- _Required work_:
The whole listing is to be retyped exactly as it appears.

- _Material provided_:
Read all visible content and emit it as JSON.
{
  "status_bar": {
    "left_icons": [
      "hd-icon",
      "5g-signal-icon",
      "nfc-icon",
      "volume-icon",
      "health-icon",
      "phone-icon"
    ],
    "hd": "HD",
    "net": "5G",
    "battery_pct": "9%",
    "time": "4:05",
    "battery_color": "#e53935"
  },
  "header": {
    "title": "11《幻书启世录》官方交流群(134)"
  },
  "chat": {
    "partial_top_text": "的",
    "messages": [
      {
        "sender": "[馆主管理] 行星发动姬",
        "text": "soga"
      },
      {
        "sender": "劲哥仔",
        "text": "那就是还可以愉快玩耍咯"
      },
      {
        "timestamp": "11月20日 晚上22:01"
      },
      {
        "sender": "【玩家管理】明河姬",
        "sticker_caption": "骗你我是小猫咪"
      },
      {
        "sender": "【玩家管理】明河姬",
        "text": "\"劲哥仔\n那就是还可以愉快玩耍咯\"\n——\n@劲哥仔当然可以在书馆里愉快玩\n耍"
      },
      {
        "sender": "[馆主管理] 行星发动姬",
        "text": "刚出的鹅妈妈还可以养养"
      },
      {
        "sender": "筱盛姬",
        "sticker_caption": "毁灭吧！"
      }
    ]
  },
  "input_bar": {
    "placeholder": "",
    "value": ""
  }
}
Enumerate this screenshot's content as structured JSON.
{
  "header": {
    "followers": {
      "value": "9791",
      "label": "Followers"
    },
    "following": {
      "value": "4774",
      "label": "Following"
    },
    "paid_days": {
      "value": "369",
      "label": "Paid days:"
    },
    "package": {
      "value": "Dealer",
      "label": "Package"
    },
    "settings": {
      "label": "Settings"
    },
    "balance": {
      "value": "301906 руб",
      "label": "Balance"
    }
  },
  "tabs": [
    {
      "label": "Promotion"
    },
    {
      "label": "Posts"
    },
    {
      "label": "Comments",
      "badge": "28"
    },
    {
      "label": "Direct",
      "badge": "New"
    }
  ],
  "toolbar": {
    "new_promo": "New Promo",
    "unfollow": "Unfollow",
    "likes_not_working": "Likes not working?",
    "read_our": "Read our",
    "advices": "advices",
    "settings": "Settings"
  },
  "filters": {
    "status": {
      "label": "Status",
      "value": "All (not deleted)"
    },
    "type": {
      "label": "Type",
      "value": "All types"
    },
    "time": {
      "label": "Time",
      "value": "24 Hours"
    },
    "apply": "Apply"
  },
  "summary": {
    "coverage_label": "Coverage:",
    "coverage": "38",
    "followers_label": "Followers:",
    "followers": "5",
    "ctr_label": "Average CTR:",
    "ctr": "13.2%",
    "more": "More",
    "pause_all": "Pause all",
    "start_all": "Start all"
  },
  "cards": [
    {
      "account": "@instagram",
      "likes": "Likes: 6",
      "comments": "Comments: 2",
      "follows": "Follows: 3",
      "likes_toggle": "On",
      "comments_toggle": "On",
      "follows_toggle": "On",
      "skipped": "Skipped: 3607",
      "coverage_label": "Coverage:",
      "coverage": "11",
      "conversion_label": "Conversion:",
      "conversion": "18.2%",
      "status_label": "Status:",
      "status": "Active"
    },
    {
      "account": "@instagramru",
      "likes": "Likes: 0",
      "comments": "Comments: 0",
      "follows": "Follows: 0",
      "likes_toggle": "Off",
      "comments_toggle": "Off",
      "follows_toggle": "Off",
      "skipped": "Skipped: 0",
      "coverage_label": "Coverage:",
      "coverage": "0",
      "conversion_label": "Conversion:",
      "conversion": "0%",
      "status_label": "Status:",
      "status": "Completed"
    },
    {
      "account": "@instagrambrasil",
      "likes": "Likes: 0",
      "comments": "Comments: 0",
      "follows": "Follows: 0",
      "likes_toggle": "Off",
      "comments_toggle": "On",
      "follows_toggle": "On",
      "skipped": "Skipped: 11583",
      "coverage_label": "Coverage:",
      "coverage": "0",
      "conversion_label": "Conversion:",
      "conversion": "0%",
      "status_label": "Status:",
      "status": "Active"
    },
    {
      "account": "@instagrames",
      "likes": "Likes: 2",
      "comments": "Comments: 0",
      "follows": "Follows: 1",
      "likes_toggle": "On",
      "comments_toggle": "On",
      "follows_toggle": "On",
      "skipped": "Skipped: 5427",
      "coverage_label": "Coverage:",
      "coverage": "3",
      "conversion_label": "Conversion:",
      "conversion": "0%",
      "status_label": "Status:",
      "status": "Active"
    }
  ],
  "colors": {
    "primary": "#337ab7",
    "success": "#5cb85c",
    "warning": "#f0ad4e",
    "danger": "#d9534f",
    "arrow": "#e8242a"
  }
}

- _Answer area_:
Read all visible content and emit it as JSON.
{
  "status_bar": {
    "left_icons": [
      "hd-icon",
      "5g-signal-icon",
      "nfc-icon",
      "volume-icon",
      "health-icon",
      "phone-icon"
    ],
    "hd": "HD",
    "net": "5G",
    "battery_pct": "9%",
    "time": "4:05",
    "battery_color": "#e53935"
  },
  "header": {
    "title": "11《幻书启世录》官方交流群(134)"
  },
  "chat": {
    "partial_top_text": "的",
    "messages": [
      {
        "sender": "[馆主管理] 行星发动姬",
        "text": "soga"
      },
      {
        "sender": "劲哥仔",
        "text": "那就是还可以愉快玩耍咯"
      },
      {
        "timestamp": "11月20日 晚上22:01"
      },
      {
        "sender": "【玩家管理】明河姬",
        "sticker_caption": "骗你我是小猫咪"
      },
      {
        "sender": "【玩家管理】明河姬",
        "text": "\"劲哥仔\n那就是还可以愉快玩耍咯\"\n——\n@劲哥仔当然可以在书馆里愉快玩\n耍"
      },
      {
        "sender": "[馆主管理] 行星发动姬",
        "text": "刚出的鹅妈妈还可以养养"
      },
      {
        "sender": "筱盛姬",
        "sticker_caption": "毁灭吧！"
      }
    ]
  },
  "input_bar": {
    "placeholder": "",
    "value": ""
  }
}
Enumerate this screenshot's content as structured JSON.
{
  "header": {
    "followers": {
      "value": "9791",
      "label": "Followers"
    },
    "following": {
      "value": "4774",
      "label": "Following"
    },
    "paid_days": {
      "value": "369",
      "label": "Paid days:"
    },
    "package": {
      "value": "Dealer",
      "label": "Package"
    },
    "settings": {
      "label": "Settings"
    },
    "balance": {
      "value": "301906 руб",
      "label": "Balance"
    }
  },
  "tabs": [
    {
      "label": "Promotion"
    },
    {
      "label": "Posts"
    },
    {
      "label": "Comments",
      "badge": "28"
    },
    {
      "label": "Direct",
      "badge": "New"
    }
  ],
  "toolbar": {
    "new_promo": "New Promo",
    "unfollow": "Unfollow",
    "likes_not_working": "Likes not working?",
    "read_our": "Read our",
    "advices": "advices",
    "settings": "Settings"
  },
  "filters": {
    "status": {
      "label": "Status",
      "value": "All (not deleted)"
    },
    "type": {
      "label": "Type",
      "value": "All types"
    },
    "time": {
      "label": "Time",
      "value": "24 Hours"
    },
    "apply": "Apply"
  },
  "summary": {
    "coverage_label": "Coverage:",
    "coverage": "38",
    "followers_label": "Followers:",
    "followers": "5",
    "ctr_label": "Average CTR:",
    "ctr": "13.2%",
    "more": "More",
    "pause_all": "Pause all",
    "start_all": "Start all"
  },
  "cards": [
    {
      "account": "@instagram",
      "likes": "Likes: 6",
      "comments": "Comments: 2",
      "follows": "Follows: 3",
      "likes_toggle": "On",
      "comments_toggle": "On",
      "follows_toggle": "On",
      "skipped": "Skipped: 3607",
      "coverage_label": "Coverage:",
      "coverage": "11",
      "conversion_label": "Conversion:",
      "conversion": "18.2%",
      "status_label": "Status:",
      "status": "Active"
    },
    {
      "account": "@instagramru",
      "likes": "Likes: 0",
      "comments": "Comments: 0",
      "follows": "Follows: 0",
      "likes_toggle": "Off",
      "comments_toggle": "Off",
      "follows_toggle": "Off",
      "skipped": "Skipped: 0",
      "coverage_label": "Coverage:",
      "coverage": "0",
      "conversion_label": "Conversion:",
      "conversion": "0%",
      "status_label": "Status:",
      "status": "Completed"
    },
    {
      "account": "@instagrambrasil",
      "likes": "Likes: 0",
      "comments": "Comments: 0",
      "follows": "Follows: 0",
      "likes_toggle": "Off",
      "comments_toggle": "On",
      "follows_toggle": "On",
      "skipped": "Skipped: 11583",
      "coverage_label": "Coverage:",
      "coverage": "0",
      "conversion_label": "Conversion:",
      "conversion": "0%",
      "status_label": "Status:",
      "status": "Active"
    },
    {
      "account": "@instagrames",
      "likes": "Likes: 2",
      "comments": "Comments: 0",
      "follows": "Follows: 1",
      "likes_toggle": "On",
      "comments_toggle": "On",
      "follows_toggle": "On",
      "skipped": "Skipped: 5427",
      "coverage_label": "Coverage:",
      "coverage": "3",
      "conversion_label": "Conversion:",
      "conversion": "0%",
      "status_label": "Status:",
      "status": "Active"
    }
  ],
  "colors": {
    "primary": "#337ab7",
    "success": "#5cb85c",
    "warning": "#f0ad4e",
    "danger": "#d9534f",
    "arrow": "#e8242a"
  }
}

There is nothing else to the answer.